Today we are able to live a very healthy plant based diet and there is no need to cause any animal suffering for our benefit. However, the modern Western diet actually involves flagrant transgression of the prohibitions that Judaism teaches regarding the consumption of kosher (appropriate) food, as the livestock trade today involves terrible cruelty that was not even envisaged, let alone practiced, in the past. This is all in order to satisfy mass human indulgence of animal products. Moreover, because of this mass production, animals and fowl are injected with hormones and antibiotics on a massive scale, all of which are retained in the flesh that passes on into the humans who consume it, causing serious consequences for human health which loses its capacity to resist disease and infection and generates superbugs, viruses, and pandemics of various kinds such as we are currently experiencing. All of this transgresses the religious injunction in the Hebrew Bible (in the book of Deuteronomy) to protect and take care of our own health. In addition , the enormous livestock industry not only involves massive waste of water land and vegetative resources, but has also caused widescale deforestation, the destruction of human and animal habitat and species, environmental degradation, and global warming that threatens our whole planet. Adopting a plant based diet and a vegan way of life today should be an imperative for every religious and spiritually sensitive person who cares about the wellbeing of him or herself, other humans, animal life, and the natural environment around us that all reflect God’s handiwork, His Creation, and His love.
And finally, Rabbi David, what is the role of our heart in bringing communities together?

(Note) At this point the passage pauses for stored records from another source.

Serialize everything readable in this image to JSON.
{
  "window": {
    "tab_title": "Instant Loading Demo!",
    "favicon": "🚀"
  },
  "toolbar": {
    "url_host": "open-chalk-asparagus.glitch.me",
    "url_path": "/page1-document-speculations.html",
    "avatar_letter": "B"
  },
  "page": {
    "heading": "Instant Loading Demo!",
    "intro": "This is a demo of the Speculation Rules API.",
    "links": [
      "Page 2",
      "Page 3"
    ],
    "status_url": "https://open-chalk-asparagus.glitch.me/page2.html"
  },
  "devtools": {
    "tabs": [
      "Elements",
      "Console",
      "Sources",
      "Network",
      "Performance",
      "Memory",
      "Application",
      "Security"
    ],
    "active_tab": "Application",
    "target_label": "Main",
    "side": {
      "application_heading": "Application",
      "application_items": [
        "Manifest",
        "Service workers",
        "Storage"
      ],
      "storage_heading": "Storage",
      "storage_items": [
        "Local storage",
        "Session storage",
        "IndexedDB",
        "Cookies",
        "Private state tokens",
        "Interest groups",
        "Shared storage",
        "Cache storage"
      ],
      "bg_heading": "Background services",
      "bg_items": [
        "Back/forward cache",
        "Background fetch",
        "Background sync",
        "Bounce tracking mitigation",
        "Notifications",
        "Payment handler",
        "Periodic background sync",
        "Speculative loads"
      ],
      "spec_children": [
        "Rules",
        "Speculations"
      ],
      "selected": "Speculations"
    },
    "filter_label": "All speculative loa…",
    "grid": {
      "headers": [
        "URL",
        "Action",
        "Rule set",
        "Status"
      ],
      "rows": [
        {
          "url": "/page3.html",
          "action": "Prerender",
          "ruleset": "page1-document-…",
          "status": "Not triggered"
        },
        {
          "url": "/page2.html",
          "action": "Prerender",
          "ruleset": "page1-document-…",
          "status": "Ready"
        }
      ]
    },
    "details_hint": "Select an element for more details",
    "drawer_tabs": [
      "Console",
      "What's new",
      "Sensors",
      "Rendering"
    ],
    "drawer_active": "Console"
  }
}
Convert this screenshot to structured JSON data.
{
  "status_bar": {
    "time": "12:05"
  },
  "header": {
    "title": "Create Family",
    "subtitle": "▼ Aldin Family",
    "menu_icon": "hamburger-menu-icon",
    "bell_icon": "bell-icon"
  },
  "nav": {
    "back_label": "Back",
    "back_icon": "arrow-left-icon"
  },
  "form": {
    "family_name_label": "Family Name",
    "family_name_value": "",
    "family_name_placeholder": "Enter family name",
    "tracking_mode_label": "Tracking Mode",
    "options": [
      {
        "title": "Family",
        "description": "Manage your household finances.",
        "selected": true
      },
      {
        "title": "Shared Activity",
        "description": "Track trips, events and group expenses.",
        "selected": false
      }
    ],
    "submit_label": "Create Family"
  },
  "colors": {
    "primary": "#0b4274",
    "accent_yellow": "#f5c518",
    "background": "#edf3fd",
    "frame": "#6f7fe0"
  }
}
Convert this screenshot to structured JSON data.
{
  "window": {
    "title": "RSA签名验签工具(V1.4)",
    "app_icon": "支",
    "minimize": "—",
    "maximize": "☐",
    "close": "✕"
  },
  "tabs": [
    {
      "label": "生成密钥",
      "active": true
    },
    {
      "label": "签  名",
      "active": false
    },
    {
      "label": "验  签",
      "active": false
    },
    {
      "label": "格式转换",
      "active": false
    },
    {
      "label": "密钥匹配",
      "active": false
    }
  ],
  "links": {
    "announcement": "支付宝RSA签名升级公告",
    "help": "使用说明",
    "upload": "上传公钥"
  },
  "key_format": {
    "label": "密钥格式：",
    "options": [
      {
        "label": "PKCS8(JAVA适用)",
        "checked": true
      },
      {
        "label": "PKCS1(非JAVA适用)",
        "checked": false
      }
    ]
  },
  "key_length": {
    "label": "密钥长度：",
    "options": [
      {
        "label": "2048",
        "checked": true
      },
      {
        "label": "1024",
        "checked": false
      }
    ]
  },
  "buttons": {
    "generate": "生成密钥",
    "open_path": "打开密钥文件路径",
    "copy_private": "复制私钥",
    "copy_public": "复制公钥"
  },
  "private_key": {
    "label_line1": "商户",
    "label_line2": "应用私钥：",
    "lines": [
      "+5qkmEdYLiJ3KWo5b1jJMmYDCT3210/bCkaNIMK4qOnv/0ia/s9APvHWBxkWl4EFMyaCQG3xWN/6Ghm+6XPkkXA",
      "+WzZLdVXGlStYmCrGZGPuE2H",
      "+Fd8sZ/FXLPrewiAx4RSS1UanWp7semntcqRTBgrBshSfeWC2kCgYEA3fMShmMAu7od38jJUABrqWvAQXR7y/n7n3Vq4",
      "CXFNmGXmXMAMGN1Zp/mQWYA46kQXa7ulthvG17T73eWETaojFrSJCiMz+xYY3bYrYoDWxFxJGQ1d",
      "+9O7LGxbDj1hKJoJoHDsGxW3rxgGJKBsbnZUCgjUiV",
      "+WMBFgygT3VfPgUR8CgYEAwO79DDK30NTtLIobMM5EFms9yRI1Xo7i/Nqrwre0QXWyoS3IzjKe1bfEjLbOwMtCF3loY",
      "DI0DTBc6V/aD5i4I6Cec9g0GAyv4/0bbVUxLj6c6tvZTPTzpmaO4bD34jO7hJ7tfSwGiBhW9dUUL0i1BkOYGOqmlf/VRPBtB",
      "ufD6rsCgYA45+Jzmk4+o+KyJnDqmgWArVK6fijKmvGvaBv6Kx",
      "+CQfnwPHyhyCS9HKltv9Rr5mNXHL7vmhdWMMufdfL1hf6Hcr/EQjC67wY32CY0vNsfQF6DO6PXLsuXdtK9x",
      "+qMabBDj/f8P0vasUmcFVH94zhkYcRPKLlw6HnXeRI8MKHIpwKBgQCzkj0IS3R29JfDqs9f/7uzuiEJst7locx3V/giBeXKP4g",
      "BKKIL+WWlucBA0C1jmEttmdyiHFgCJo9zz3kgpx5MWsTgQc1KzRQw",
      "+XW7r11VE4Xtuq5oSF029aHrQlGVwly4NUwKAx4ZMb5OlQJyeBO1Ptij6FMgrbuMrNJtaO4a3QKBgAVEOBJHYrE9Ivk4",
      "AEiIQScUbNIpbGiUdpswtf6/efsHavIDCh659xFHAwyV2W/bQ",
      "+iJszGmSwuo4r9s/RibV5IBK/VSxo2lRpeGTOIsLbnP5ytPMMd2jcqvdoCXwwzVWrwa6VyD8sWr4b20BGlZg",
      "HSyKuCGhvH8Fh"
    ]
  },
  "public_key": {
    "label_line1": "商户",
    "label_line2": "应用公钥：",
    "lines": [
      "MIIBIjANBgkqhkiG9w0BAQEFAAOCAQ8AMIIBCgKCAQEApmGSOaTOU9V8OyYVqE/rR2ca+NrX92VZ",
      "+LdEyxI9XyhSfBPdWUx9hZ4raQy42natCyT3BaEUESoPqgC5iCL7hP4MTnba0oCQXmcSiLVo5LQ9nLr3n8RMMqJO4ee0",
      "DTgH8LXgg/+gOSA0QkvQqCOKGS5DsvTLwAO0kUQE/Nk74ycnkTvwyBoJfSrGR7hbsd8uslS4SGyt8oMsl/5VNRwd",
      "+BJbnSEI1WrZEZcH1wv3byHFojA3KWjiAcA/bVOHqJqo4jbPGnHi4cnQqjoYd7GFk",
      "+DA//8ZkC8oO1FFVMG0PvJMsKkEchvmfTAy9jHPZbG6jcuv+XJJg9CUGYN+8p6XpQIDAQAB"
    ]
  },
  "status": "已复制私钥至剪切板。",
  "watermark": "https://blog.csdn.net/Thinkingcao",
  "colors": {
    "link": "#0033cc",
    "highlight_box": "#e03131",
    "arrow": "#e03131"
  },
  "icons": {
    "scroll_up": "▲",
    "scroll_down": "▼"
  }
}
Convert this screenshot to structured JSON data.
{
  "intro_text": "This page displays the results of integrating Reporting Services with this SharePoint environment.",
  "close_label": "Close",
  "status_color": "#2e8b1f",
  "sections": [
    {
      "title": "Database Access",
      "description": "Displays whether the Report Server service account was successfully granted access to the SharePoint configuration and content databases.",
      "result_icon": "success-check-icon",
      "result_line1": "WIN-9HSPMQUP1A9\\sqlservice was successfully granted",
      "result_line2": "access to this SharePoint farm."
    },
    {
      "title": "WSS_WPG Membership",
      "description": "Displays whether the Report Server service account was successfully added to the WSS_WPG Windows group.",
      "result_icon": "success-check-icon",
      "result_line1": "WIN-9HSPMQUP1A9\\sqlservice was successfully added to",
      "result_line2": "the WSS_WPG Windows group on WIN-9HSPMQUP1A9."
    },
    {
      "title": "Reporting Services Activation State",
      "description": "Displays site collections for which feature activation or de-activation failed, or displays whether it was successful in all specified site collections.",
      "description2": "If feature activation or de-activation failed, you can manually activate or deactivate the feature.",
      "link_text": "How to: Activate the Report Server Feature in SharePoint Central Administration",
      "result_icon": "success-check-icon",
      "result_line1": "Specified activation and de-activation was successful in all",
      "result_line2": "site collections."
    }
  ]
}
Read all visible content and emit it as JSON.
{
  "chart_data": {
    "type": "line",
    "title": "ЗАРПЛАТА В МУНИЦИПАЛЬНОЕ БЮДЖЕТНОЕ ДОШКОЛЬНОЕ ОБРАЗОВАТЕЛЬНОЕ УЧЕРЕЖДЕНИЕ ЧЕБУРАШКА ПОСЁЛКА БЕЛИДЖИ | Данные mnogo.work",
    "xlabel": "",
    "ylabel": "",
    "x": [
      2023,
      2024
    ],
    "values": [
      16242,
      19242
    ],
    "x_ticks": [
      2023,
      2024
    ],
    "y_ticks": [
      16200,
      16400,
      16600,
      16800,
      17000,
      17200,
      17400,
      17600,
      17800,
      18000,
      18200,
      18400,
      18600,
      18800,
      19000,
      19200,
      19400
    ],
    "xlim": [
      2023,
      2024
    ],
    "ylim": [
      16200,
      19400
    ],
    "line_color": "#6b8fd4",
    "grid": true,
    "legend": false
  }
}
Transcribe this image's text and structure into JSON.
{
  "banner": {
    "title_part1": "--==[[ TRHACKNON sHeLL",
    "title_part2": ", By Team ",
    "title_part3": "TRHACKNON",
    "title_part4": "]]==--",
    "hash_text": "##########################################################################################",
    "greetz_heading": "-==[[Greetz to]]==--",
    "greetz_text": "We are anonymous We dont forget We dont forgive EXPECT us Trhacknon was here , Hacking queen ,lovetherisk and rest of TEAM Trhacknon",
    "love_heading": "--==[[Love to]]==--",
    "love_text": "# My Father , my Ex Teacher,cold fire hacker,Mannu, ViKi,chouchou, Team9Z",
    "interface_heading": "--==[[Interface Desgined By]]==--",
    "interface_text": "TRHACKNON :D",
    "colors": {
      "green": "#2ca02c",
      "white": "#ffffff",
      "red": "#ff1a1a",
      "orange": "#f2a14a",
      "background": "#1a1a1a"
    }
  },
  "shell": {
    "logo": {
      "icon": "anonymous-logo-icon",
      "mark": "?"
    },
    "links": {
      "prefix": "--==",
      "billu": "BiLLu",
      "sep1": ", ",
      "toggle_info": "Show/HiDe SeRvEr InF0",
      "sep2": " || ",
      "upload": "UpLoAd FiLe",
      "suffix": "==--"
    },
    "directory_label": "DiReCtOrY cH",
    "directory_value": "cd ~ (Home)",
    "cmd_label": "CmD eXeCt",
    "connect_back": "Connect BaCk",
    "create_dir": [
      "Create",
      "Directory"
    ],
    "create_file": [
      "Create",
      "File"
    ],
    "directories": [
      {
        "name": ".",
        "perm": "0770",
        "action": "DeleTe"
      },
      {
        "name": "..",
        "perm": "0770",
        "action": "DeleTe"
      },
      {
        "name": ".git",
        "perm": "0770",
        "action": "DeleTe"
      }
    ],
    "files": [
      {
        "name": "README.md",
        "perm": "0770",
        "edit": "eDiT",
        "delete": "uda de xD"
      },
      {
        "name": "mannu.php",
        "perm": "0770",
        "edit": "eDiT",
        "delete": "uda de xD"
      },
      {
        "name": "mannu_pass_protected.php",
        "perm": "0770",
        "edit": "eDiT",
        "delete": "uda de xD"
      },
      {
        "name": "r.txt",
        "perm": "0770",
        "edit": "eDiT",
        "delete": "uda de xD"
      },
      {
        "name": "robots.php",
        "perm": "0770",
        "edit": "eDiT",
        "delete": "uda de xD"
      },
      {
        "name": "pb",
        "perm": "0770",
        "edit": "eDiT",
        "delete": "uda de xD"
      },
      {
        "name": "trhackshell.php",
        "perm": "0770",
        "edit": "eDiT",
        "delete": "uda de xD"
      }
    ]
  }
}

Obviously when you refer to the heart, you are not referring to the muscle that pumps blood to the various regions of our body, but to the heart as a metaphor. However, in Jewish sources, the heart is used a metaphor for many impulses and attributes. It is used to refer to the mind, intelligence, and moral discernment. Perhaps, more than anything else, it is referred to as the seat of emotion, but not only in a positive sense. I assume that you are using it in the sense of positive emotion. In that sense, it is synonymous with love. As already mentioned, love of God and love of fellow human beings are the essential foundations for religious life and for bringing about what we call the Kingdom of Heaven on Earth—i.e. an ideal society. So in the sense that you are using the term, one may say that “the heart is the key.”